Key headlines for August 2014
- Households in all regions covered by the sentiment index perceive that prices rose in August, but at the slowest rate since March
- Expectations for future price growth ticked up, but still remain substantially lower than May’s record-high
- Households in the South East expect prices to rise most strongly over the next 12 months, the third consecutive month expectations in this region have been higher than London
- Some 5.9% of UK households plan to buy a property in the next year
- Some 28.9% of the 1,500 households surveyed across the UK said that the value of their home had risen over the last month, while 5.3% reported a fall
Change in current house prices
Households perceive that the value of their home rose in August, although at the slowest rate in five months, according to the House Price Sentiment Index (HPSI) from Knight Frank and Markit Economics.
Some 28.9% of the 1,500 households surveyed across the UK said that the value of their home had risen over the last month, while 5.3% reported a fall.
This gave the HPSI a reading of 61.8 (see figure 1), the seventeenth consecutive month that the reading has been above 50. The reading was down on the 62.4 achieved in July and was the third consecutive month that households’ perceptions about house price growth have moderated.
Any figure over 50 indicates that prices are rising, and the higher the figure, the steeper the increase.
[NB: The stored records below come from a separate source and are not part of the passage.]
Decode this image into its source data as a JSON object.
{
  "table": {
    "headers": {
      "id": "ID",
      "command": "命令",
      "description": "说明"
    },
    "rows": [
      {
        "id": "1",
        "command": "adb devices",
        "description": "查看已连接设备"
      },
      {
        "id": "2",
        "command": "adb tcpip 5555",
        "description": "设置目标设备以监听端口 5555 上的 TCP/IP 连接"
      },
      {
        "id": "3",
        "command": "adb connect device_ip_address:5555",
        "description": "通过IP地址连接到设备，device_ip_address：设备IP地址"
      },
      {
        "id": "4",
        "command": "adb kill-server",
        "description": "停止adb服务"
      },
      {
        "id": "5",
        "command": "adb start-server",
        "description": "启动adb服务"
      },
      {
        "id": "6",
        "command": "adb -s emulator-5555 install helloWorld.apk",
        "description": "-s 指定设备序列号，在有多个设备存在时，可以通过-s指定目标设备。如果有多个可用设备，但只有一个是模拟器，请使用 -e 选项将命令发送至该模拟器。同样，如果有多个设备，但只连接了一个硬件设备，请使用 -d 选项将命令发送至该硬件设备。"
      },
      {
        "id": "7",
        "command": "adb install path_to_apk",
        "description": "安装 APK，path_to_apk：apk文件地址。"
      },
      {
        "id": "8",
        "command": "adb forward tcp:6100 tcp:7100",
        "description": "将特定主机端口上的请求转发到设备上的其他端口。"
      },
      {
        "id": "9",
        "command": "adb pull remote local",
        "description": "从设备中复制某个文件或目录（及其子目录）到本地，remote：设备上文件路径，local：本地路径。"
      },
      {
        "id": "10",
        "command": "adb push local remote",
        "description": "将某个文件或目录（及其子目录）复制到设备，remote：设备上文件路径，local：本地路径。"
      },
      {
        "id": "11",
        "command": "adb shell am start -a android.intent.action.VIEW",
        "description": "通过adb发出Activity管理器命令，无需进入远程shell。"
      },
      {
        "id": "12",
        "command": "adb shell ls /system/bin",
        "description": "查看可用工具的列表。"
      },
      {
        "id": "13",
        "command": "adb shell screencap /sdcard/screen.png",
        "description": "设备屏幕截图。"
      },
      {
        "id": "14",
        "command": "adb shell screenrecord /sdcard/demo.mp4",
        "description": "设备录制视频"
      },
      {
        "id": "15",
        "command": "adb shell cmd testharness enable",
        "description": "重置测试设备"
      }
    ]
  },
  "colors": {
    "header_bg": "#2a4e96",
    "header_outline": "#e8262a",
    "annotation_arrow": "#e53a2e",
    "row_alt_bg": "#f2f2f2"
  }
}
Any figure below 50 indicates that prices are falling.
Households in all 11 regions covered by the index reported that prices rose in August, with those living in London perceiving that the value of their home had risen at the strongest rate (71.4), followed by households in the South East (68.4) and the East of England (63.5).
A lead indicator
Since the inception of the HPSI, the index has been a clear lead indicator for house price trends. Figure 2 shows that the index moves ahead of mainstream house price indices, confirming the advantage of an opinion‐based survey which provides a current view on household sentiment, rather than historic evidence from transactions or mortgage market evidence.
Outlook for house prices
The future HPSI (figure 1), which measures what households think will happen to the value of their property over the next year, crept up in August to 72.8, up from July’s reading of 71.7.
While this suggests that households are expecting slightly bigger price rises than in July, the future HPSI remains well below its peak of 75.1 achieved in May.
Households in every region expect the value of their home to rise, with those in the South East most confident about price increases (79.3). This is the third consecutive month that those in the South East have reported large price expectations than Londoners. The index also rose to a record- high in the West Midlands (74.3), signifying that households here are more confident that the value of their home will rise in the next 12 months than anytime since the index started in early 2009.
After three consecutive months of declining expectations for price growth in London, expectations for future price growth in the Capital picked up (77.7) compared to the previous month, although this remains well below the record high of 83.1 in April.
Housing market activity
Some 5.9% of UK households said they planned to buy a property in the next 12 months. This is down from 6.7% in July. Looking at the figures on a regional basis reveals that some 9.3% of Londoners plan to purchase a property in the next year, compared to just 3.4% in the West Midlands.
Those aged between 25 and 34 are the most likely to be considering a house purchase within the next 12 months (9.9%), while those aged between 45 and 54 were the least likely to be buying a new home within the next year (3.6%).
Gráinne Gilmore, head of UK residential research at Knight Frank, said:
“A third consecutive monthly decline in the house price sentiment index suggests that the price exuberance seen in some corners of the market is easing. This comes amid increasing discussion about interest rate rises, which are likely to materialise within the next 6 to 9 months. Recent changes to the rules surrounding mortgage lending are also likely having an impact on market sentiment.”
“Yet the index also highlights the regionalised nature of the housing market. While the HPSI reading for London, where average house prices have seen the biggest increase in the last year, showed a slight increase in August, this was far overshadowed by the rise seen in the North East and North West of England. These regions are starting to experience some level of sustained house price growth amid growing buyer confidence.”
Tim Moore, senior economist at Markit, said:
“UK house price sentiment remains strong overall, although it has cooled in each month since hitting a post-crisis peak in May. Not only does the sweet spot appear to have passed for house price sentiment, but the current period of decline is now the longest seen for almost four years.”
“Moreover, tighter mortgage conditions and the prospect of interest rate rises have acted to rein in households’ expectations of higher property values over the year ahead.”